When I was applying to Tufts as a senior in high school, I didn’t know much about it. When I asked others about it, the main thing I heard was that it was “quirky.” I didn’t know what that really meant, and today I don’t really know either. It made sense in some things, like the interesting essay questions and the fun elephant mascot. To me, quirky meant the kid who had obscure interests that were weird but also cool. It was the cool kid who was just too different (in a good way) to have that many friends in the mainstream high school community. I always wanted to be that kid. Honestly, when I was waitlisted at Tufts as a senior, I immediately thought that I wasn’t “quirky” enough in my essays. Those sample essays on the website are intimidating, and I thought that my essay wasn’t as interesting, so Tufts waitlisted me. I wasn’t that cool kid; I was just fooling myself, and Tufts could see right through it.
After applying to colleges as a transfer, I realize that quirky isn’t exclusively a Tufts thing. Teachers, guidance counselors, parents, friends will name different universities that are “quirky.” More importantly, I realized that none of these schools, including Tufts, label themselves as quirky. It’s an image made up by outsiders that perpetuates throughout the community where it matters most: prospective students. And it becomes a dangerous way to choose colleges. I applied regardless of this image and just chose to be me...and that turned out well.
Once I arrived at Tufts, I think the “quirky” factor really hit me. People really did have those elusive interests, and I still wanted to be one of them.

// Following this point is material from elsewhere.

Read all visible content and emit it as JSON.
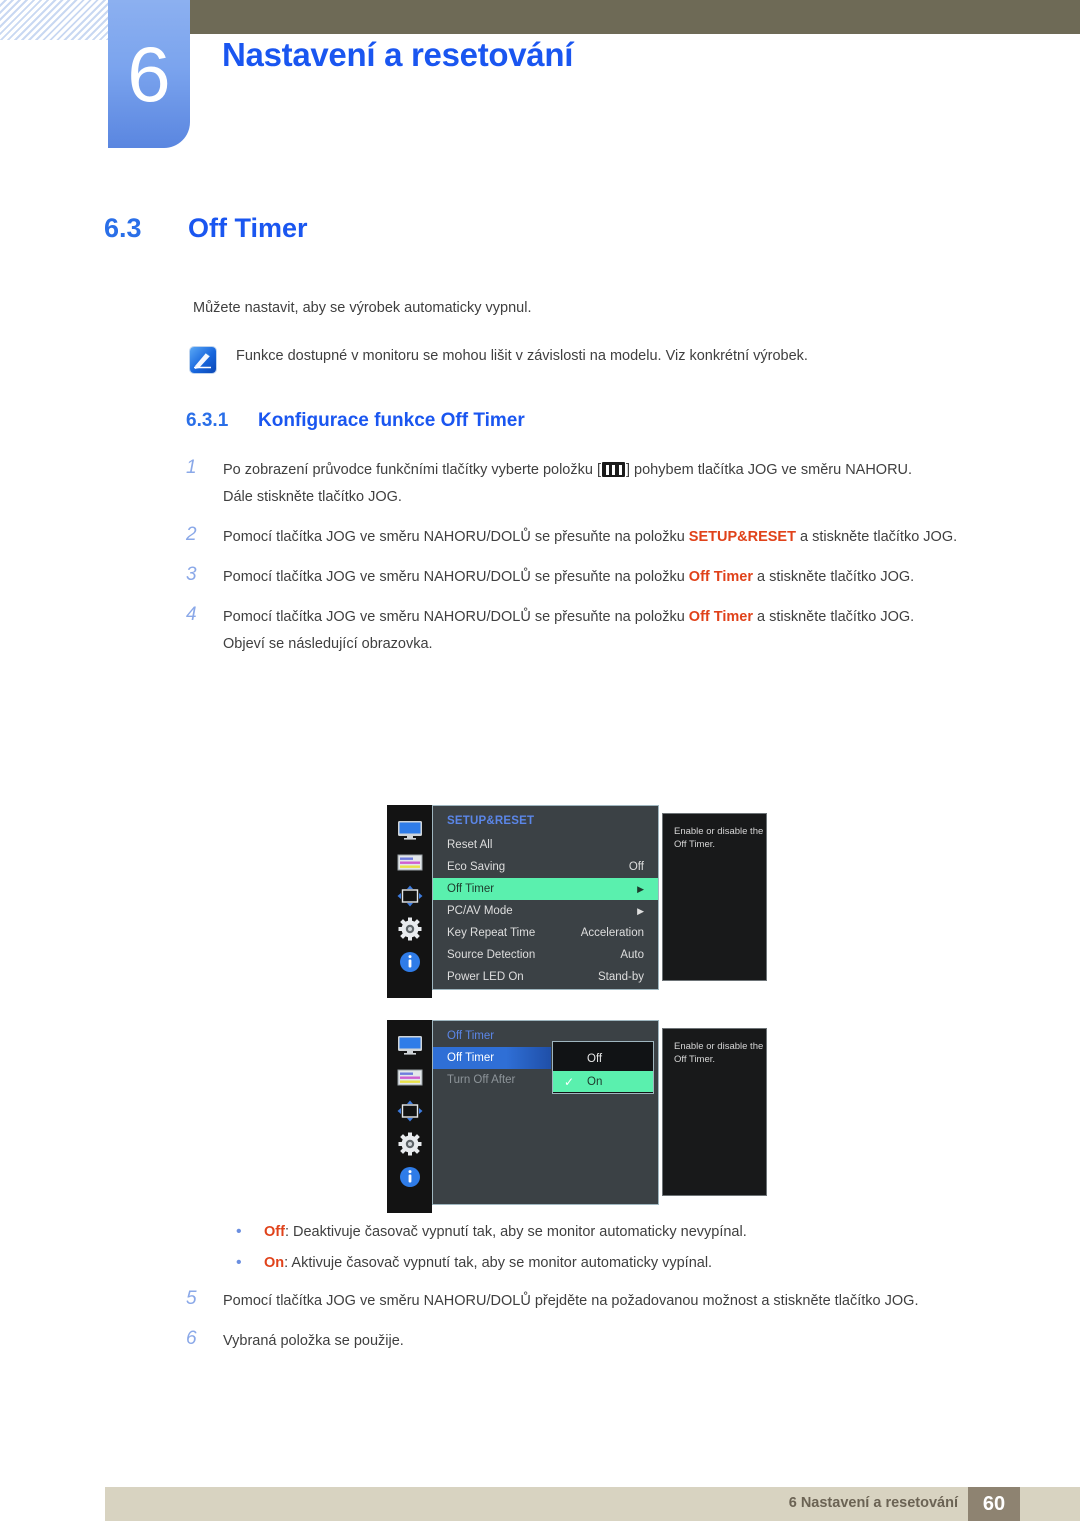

However, people were inclusive in their interests. They shared their interests and didn’t look down on the fact that I didn’t know what “acid rap” was. As second semester hit, I’ve realized that everyone is “quirky.” Everyone has their own interests. Some might seem like “boring” interests to you, but someone else may find them fascinating and uncommon. What Tufts does is simply help you feel less afraid to pursue them freely. Tufts encourages you to fight the urge to categorize yourself in a neat little box, and this isn’t an attitude you’ll find at every college.
Last year I was a biology major pre-med, taking physics, orgo, bio, math, and the required English courses. I chose the most immersive, challenging English course I could, but I was recommended against it because how would that help me on the MCAT?
This year I’m a psychology major, hopefully film and media minor, who is also pre-med. I’m still trying to take electives in religion and education, and I love it. My dean, although concerned I’m taking on too much, still encouraged me to take classes in philosophy and classics.
Tufts creates a community of individuals. Students here have their own interests and are unafraid to pursue it on their own. However, they’re willing to share them with others. Faculty support the exploration of different activities and classes that don’t stereotypically belong together. Students here tend to do their own thing; they are more than meets the eye. There’s some pressure because of that, but it’s more motivating than degrading. If all these people are doing things they’re interested in, what can I do to find what I’ll enjoy?
Say what you will about Tufts students, but “quirky” may not be the right word.